Black Eyed Peas sued
Black Eyed Peas are being sued by funk legend George Clinton, for allegedly using elements of his track '(Not Just) Knee Deep' without permission
Black Eyed Peas are being sued by funk legend George Clinton.
The singer and songwriter filed a multi-million dollar copyright infringement lawsuit in California over remixes of the band's 2003 song 'Shut Up', which he says uses elements of his track '(Not Just) Knee Deep'.
The musician claims he never signed a contact and has not agreed to any terms for using the sample - of a track from his group Funkadelic's 1979 album 'Uncle Jam Wants You' - with the Black Eyed Peas, and that even after being notified, the group - which consists of will.i.am, Fergie, Taboo and apl.de.ap - released another version of the song with samples of '(Not Just) Knee Deep' on the deluxe version of their album 'The E.N.D.'.
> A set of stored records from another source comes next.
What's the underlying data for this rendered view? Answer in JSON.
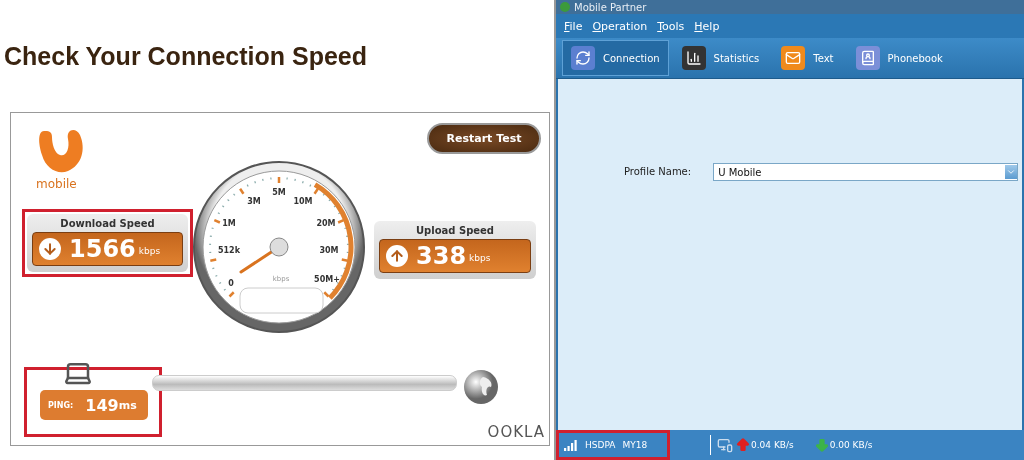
{
  "heading": "Check Your Connection Speed",
  "speedtest": {
    "brand": "mobile",
    "restart_button": "Restart Test",
    "download": {
      "label": "Download Speed",
      "value": "1566",
      "unit": "kbps",
      "highlighted": true
    },
    "upload": {
      "label": "Upload Speed",
      "value": "338",
      "unit": "kbps",
      "highlighted": false
    },
    "gauge": {
      "scale_labels": [
        "5M",
        "3M",
        "10M",
        "1M",
        "20M",
        "512k",
        "30M",
        "0",
        "50M+"
      ],
      "unit": "kbps"
    },
    "ping": {
      "label": "PING:",
      "value": "149",
      "unit": "ms",
      "highlighted": true
    },
    "footer_logo": "OOKLA"
  },
  "app": {
    "window": {
      "title": "Mobile Partner"
    },
    "menu": [
      "File",
      "Operation",
      "Tools",
      "Help"
    ],
    "tabs": [
      {
        "label": "Connection",
        "selected": true,
        "kind": "connection"
      },
      {
        "label": "Statistics",
        "selected": false,
        "kind": "statistics"
      },
      {
        "label": "Text",
        "selected": false,
        "kind": "text"
      },
      {
        "label": "Phonebook",
        "selected": false,
        "kind": "phonebook"
      }
    ],
    "profile": {
      "label": "Profile Name:",
      "value": "U Mobile"
    },
    "status_bar": {
      "network": {
        "type": "HSDPA",
        "operator": "MY18",
        "highlighted": true
      },
      "upload_rate": "0.04 KB/s",
      "download_rate": "0.00 KB/s"
    }
  }
}
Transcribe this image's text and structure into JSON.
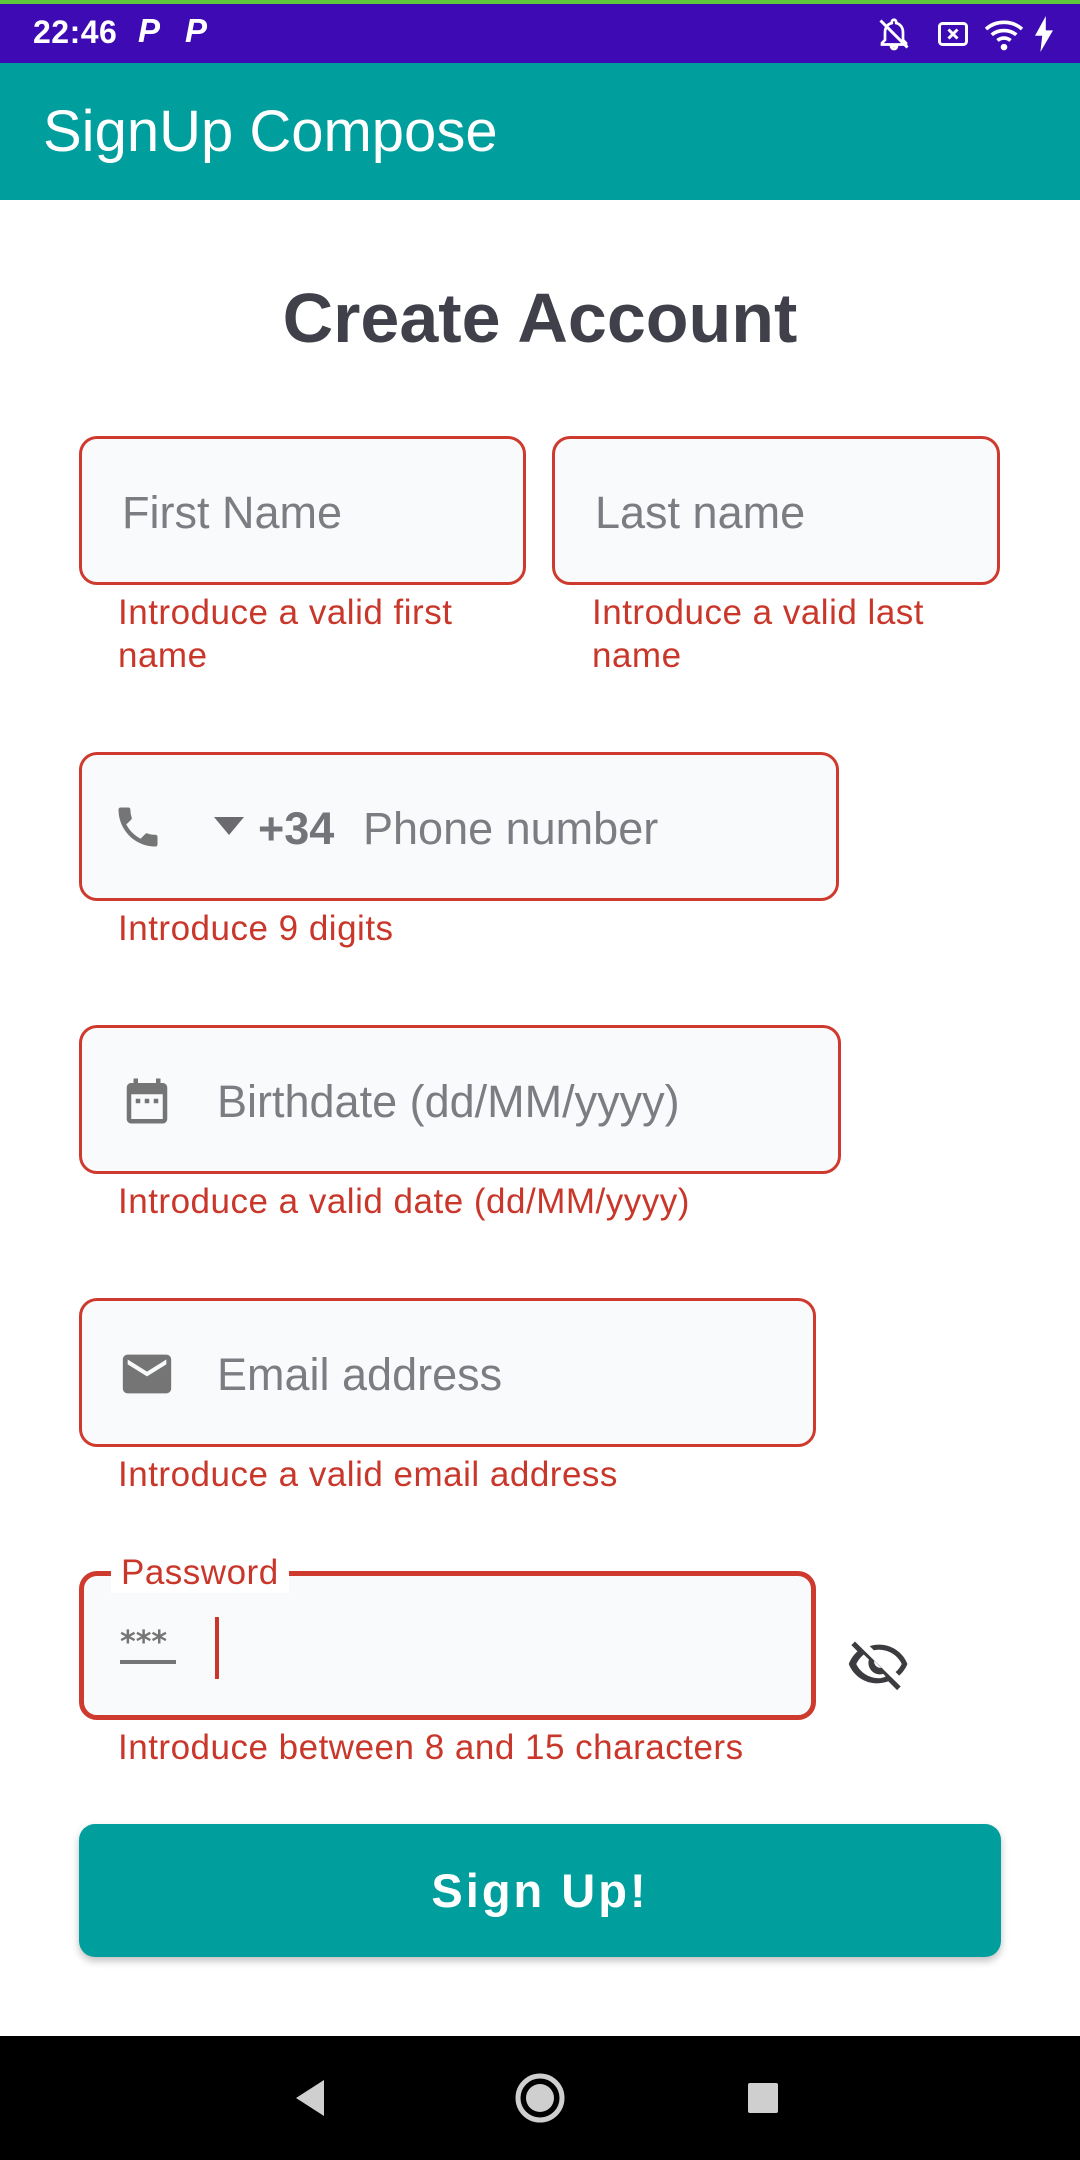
{
  "status_bar": {
    "time": "22:46",
    "notification_icons": [
      "P",
      "P"
    ],
    "icons": [
      "mute-icon",
      "sim-icon",
      "wifi-icon",
      "battery-charging-icon"
    ]
  },
  "app_bar": {
    "title": "SignUp Compose"
  },
  "form": {
    "heading": "Create Account",
    "first_name": {
      "placeholder": "First Name",
      "error": "Introduce a valid first name",
      "value": ""
    },
    "last_name": {
      "placeholder": "Last name",
      "error": "Introduce a valid last name",
      "value": ""
    },
    "phone": {
      "prefix": "+34",
      "placeholder": "Phone number",
      "error": "Introduce 9 digits",
      "value": ""
    },
    "birthdate": {
      "placeholder": "Birthdate (dd/MM/yyyy)",
      "error": "Introduce a valid date (dd/MM/yyyy)",
      "value": ""
    },
    "email": {
      "placeholder": "Email address",
      "error": "Introduce a valid email address",
      "value": ""
    },
    "password": {
      "label": "Password",
      "mask_icon_text": "***",
      "error": "Introduce between 8 and 15 characters",
      "value": ""
    },
    "submit_label": "Sign Up!"
  },
  "colors": {
    "status_bar": "#3d0ab3",
    "app_bar": "#009f9d",
    "error": "#c9372b",
    "heading": "#3f4049"
  }
}
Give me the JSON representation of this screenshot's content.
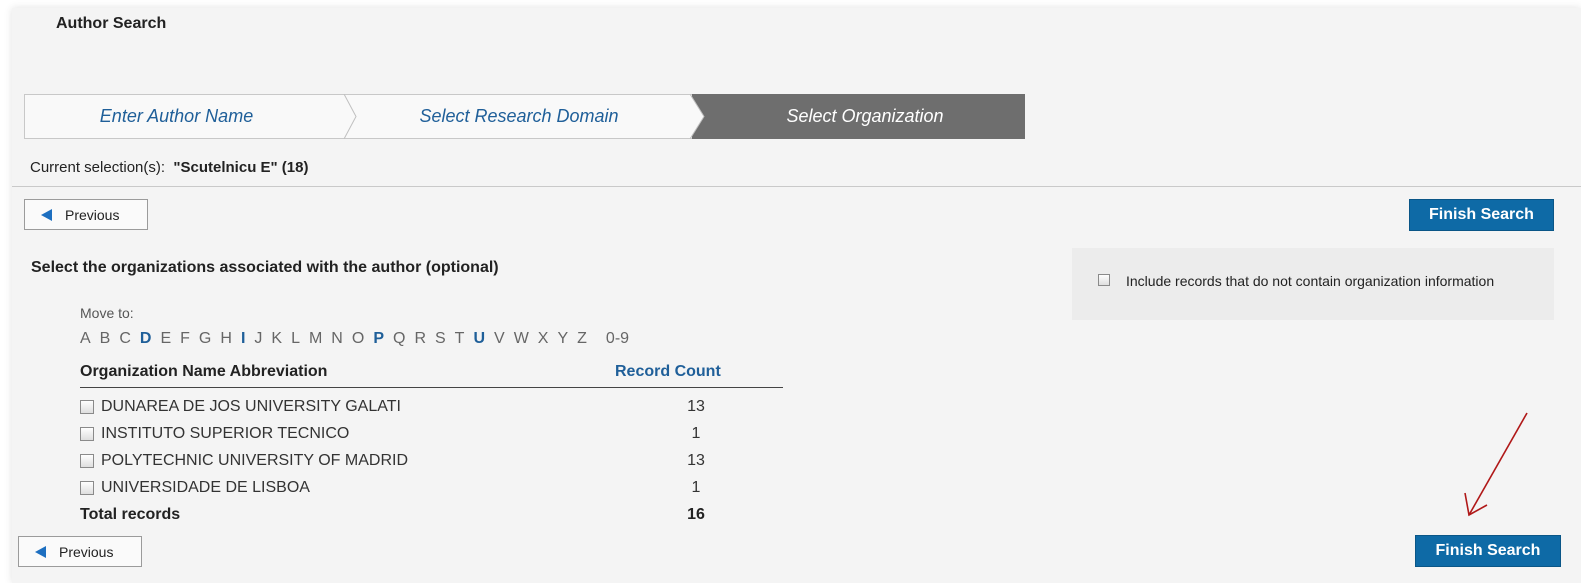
{
  "page": {
    "title": "Author Search"
  },
  "steps": [
    {
      "label": "Enter Author Name",
      "active": false
    },
    {
      "label": "Select Research Domain",
      "active": false
    },
    {
      "label": "Select Organization",
      "active": true
    }
  ],
  "selection": {
    "prefix": "Current selection(s):",
    "value": "\"Scutelnicu E\" (18)"
  },
  "buttons": {
    "previous": "Previous",
    "finish": "Finish Search"
  },
  "org_section": {
    "heading": "Select the organizations associated with the author (optional)",
    "include_label": "Include records that do not contain organization information",
    "include_checked": false,
    "move_to_label": "Move to:",
    "alphabet": [
      {
        "letter": "A",
        "active": false
      },
      {
        "letter": "B",
        "active": false
      },
      {
        "letter": "C",
        "active": false
      },
      {
        "letter": "D",
        "active": true
      },
      {
        "letter": "E",
        "active": false
      },
      {
        "letter": "F",
        "active": false
      },
      {
        "letter": "G",
        "active": false
      },
      {
        "letter": "H",
        "active": false
      },
      {
        "letter": "I",
        "active": true
      },
      {
        "letter": "J",
        "active": false
      },
      {
        "letter": "K",
        "active": false
      },
      {
        "letter": "L",
        "active": false
      },
      {
        "letter": "M",
        "active": false
      },
      {
        "letter": "N",
        "active": false
      },
      {
        "letter": "O",
        "active": false
      },
      {
        "letter": "P",
        "active": true
      },
      {
        "letter": "Q",
        "active": false
      },
      {
        "letter": "R",
        "active": false
      },
      {
        "letter": "S",
        "active": false
      },
      {
        "letter": "T",
        "active": false
      },
      {
        "letter": "U",
        "active": true
      },
      {
        "letter": "V",
        "active": false
      },
      {
        "letter": "W",
        "active": false
      },
      {
        "letter": "X",
        "active": false
      },
      {
        "letter": "Y",
        "active": false
      },
      {
        "letter": "Z",
        "active": false
      },
      {
        "letter": "0-9",
        "active": false
      }
    ]
  },
  "table": {
    "col_name": "Organization Name Abbreviation",
    "col_count": "Record Count",
    "rows": [
      {
        "name": "DUNAREA DE JOS UNIVERSITY GALATI",
        "count": "13",
        "checked": false
      },
      {
        "name": "INSTITUTO SUPERIOR TECNICO",
        "count": "1",
        "checked": false
      },
      {
        "name": "POLYTECHNIC UNIVERSITY OF MADRID",
        "count": "13",
        "checked": false
      },
      {
        "name": "UNIVERSIDADE DE LISBOA",
        "count": "1",
        "checked": false
      }
    ],
    "total_label": "Total records",
    "total_value": "16"
  },
  "colors": {
    "accent_blue": "#0e6aa6",
    "link_blue": "#1f5f99",
    "active_step": "#6e6e6e",
    "annotation_arrow": "#b01818"
  }
}
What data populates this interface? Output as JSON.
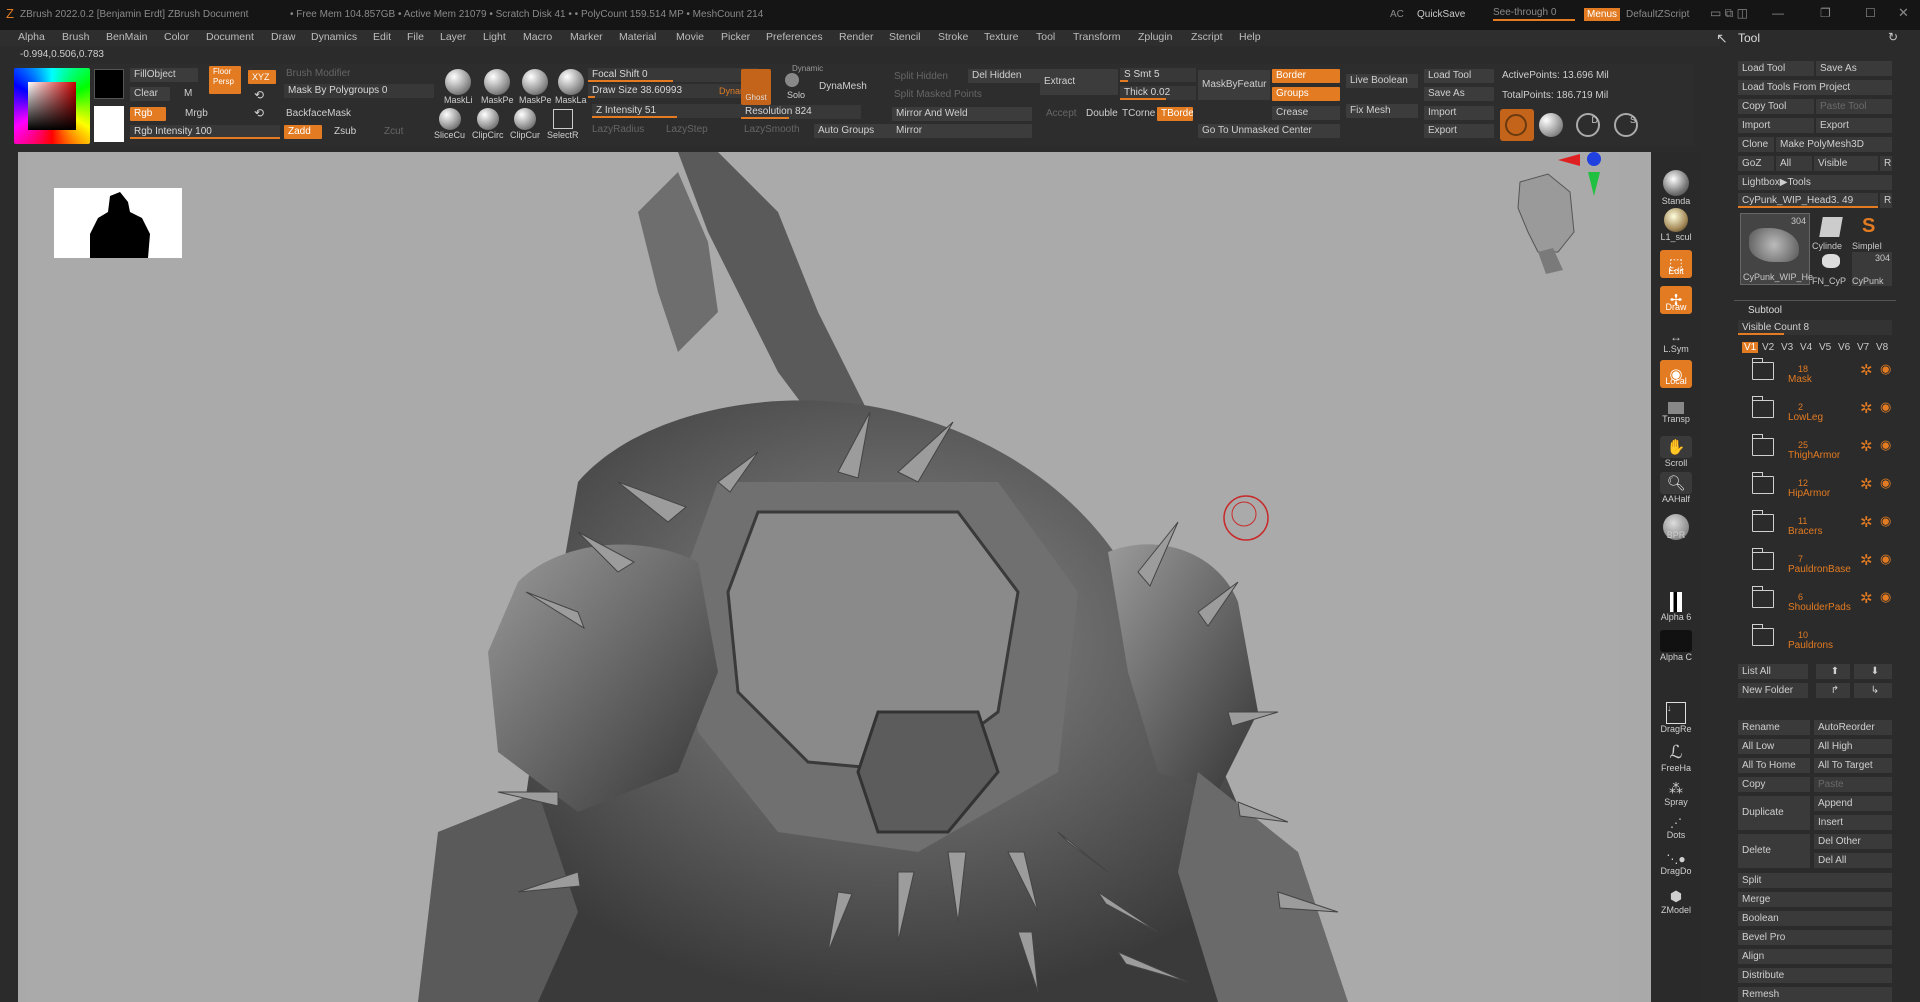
{
  "titlebar": {
    "app": "ZBrush 2022.0.2 [Benjamin Erdt]   ZBrush Document",
    "stats": "• Free Mem 104.857GB • Active Mem 21079 • Scratch Disk 41 •  • PolyCount 159.514 MP   • MeshCount 214",
    "ac": "AC",
    "quicksave": "QuickSave",
    "seethrough": "See-through  0",
    "menus": "Menus",
    "script": "DefaultZScript"
  },
  "menu": [
    "Alpha",
    "Brush",
    "BenMain",
    "Color",
    "Document",
    "Draw",
    "Dynamics",
    "Edit",
    "File",
    "Layer",
    "Light",
    "Macro",
    "Marker",
    "Material",
    "Movie",
    "Picker",
    "Preferences",
    "Render",
    "Stencil",
    "Stroke",
    "Texture",
    "Tool",
    "Transform",
    "Zplugin",
    "Zscript",
    "Help"
  ],
  "coords": "-0.994,0.506,0.783",
  "colors": {
    "accent": "#e27b22",
    "viewport": "#a9a9a9"
  },
  "shelf": {
    "fillobject": "FillObject",
    "clear": "Clear",
    "m": "M",
    "rgb": "Rgb",
    "mrgb": "Mrgb",
    "rgb_intensity": "Rgb Intensity 100",
    "zadd": "Zadd",
    "zsub": "Zsub",
    "zcut": "Zcut",
    "persp": "Persp",
    "floor": "Floor",
    "xyz": "XYZ",
    "brush_modifier": "Brush Modifier",
    "mask_by_polygroups": "Mask By Polygroups 0",
    "backfacemask": "BackfaceMask",
    "icons1": [
      "MaskLi",
      "MaskPe",
      "MaskPe",
      "MaskLa"
    ],
    "icons2": [
      "SliceCu",
      "ClipCirc",
      "ClipCur",
      "SelectR"
    ],
    "focal_shift": "Focal Shift 0",
    "draw_size": "Draw Size 38.60993",
    "dynamic": "Dynamic",
    "z_intensity": "Z Intensity 51",
    "lazyradius": "LazyRadius",
    "lazystep": "LazyStep",
    "ghost": "Ghost",
    "solo": "Solo",
    "dynamic2": "Dynamic",
    "dynamesh": "DynaMesh",
    "resolution": "Resolution 824",
    "lazysmooth": "LazySmooth",
    "auto_groups": "Auto Groups",
    "split_hidden": "Split Hidden",
    "del_hidden": "Del Hidden",
    "split_masked": "Split Masked Points",
    "mirror_weld": "Mirror And Weld",
    "mirror": "Mirror",
    "extract": "Extract",
    "accept": "Accept",
    "double": "Double",
    "tcorner": "TCorne",
    "tborder": "TBorde",
    "ssmt": "S Smt 5",
    "thick": "Thick 0.02",
    "maskbyfeature": "MaskByFeatur",
    "goto_unmasked": "Go To Unmasked Center",
    "border": "Border",
    "groups": "Groups",
    "crease": "Crease",
    "live_boolean": "Live Boolean",
    "fix_mesh": "Fix Mesh",
    "load_tool": "Load Tool",
    "save_as": "Save As",
    "import": "Import",
    "export": "Export",
    "active_points": "ActivePoints: 13.696 Mil",
    "total_points": "TotalPoints: 186.719 Mil"
  },
  "right_strip": [
    "Standa",
    "L1_scul",
    "Edit",
    "Draw",
    "L.Sym",
    "Local",
    "Transp",
    "Scroll",
    "AAHalf",
    "BPR",
    "Alpha 6",
    "Alpha C",
    "DragRe",
    "FreeHa",
    "Spray",
    "Dots",
    "DragDo",
    "ZModel"
  ],
  "tool_panel": {
    "title": "Tool",
    "load_tool": "Load Tool",
    "save_as": "Save As",
    "load_from_project": "Load Tools From Project",
    "copy_tool": "Copy Tool",
    "paste_tool": "Paste Tool",
    "import": "Import",
    "export": "Export",
    "clone": "Clone",
    "make_polymesh": "Make PolyMesh3D",
    "goz": "GoZ",
    "all": "All",
    "visible": "Visible",
    "r": "R",
    "lightbox": "Lightbox▶Tools",
    "current_tool": "CyPunk_WIP_Head3. 49",
    "r2": "R",
    "thumbs": [
      {
        "label": "CyPunk_WIP_He",
        "count": "304"
      },
      {
        "label": "Cylinde",
        "count": ""
      },
      {
        "label": "SimpleI",
        "count": ""
      },
      {
        "label": "FN_CyP",
        "count": ""
      },
      {
        "label": "CyPunk",
        "count": "304"
      }
    ],
    "subtool": "Subtool",
    "visible_count": "Visible Count 8",
    "versions": [
      "V1",
      "V2",
      "V3",
      "V4",
      "V5",
      "V6",
      "V7",
      "V8"
    ],
    "subtools": [
      {
        "count": "18",
        "name": "Mask"
      },
      {
        "count": "2",
        "name": "LowLeg"
      },
      {
        "count": "25",
        "name": "ThighArmor"
      },
      {
        "count": "12",
        "name": "HipArmor"
      },
      {
        "count": "11",
        "name": "Bracers"
      },
      {
        "count": "7",
        "name": "PauldronBase"
      },
      {
        "count": "6",
        "name": "ShoulderPads"
      },
      {
        "count": "10",
        "name": "Pauldrons"
      }
    ],
    "list_all": "List All",
    "new_folder": "New Folder",
    "rename": "Rename",
    "autoreorder": "AutoReorder",
    "all_low": "All Low",
    "all_high": "All High",
    "all_to_home": "All To Home",
    "all_to_target": "All To Target",
    "copy": "Copy",
    "paste": "Paste",
    "duplicate": "Duplicate",
    "append": "Append",
    "insert": "Insert",
    "delete": "Delete",
    "del_other": "Del Other",
    "del_all": "Del All",
    "split": "Split",
    "merge": "Merge",
    "boolean": "Boolean",
    "bevel_pro": "Bevel Pro",
    "align": "Align",
    "distribute": "Distribute",
    "remesh": "Remesh"
  }
}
The lawsuit claims the remix has sold a reported 8.5 million copies on vinyl, digital formats and on DVD 'Love From Sydney to Vegas' and is seeking $150,000 per infringement and an injunction prohibiting further distribution of the song.
George further claims he only become aware of the sample after being contacted by a producer associated with the group and asked if they could clear the same song for use in 2009.
'(Not Just) Knee Deep' has previously been cleared for use by artists including De La Soul, LL Cool J, MC Hammer, Snoop Dogg, and 2Pac.
George recently said he prefers other contemporary artists over Black Eyed Peas, saying his favourites are Eminem and Rihanna.
He said: "I predicted they would be real big stars. Eminem has been able to redefine himself and I'm proud of that.
"When I first heard 'SOS' by Rihanna, I was raving about that song, and she came up to be twice as big and hasn't stopped since."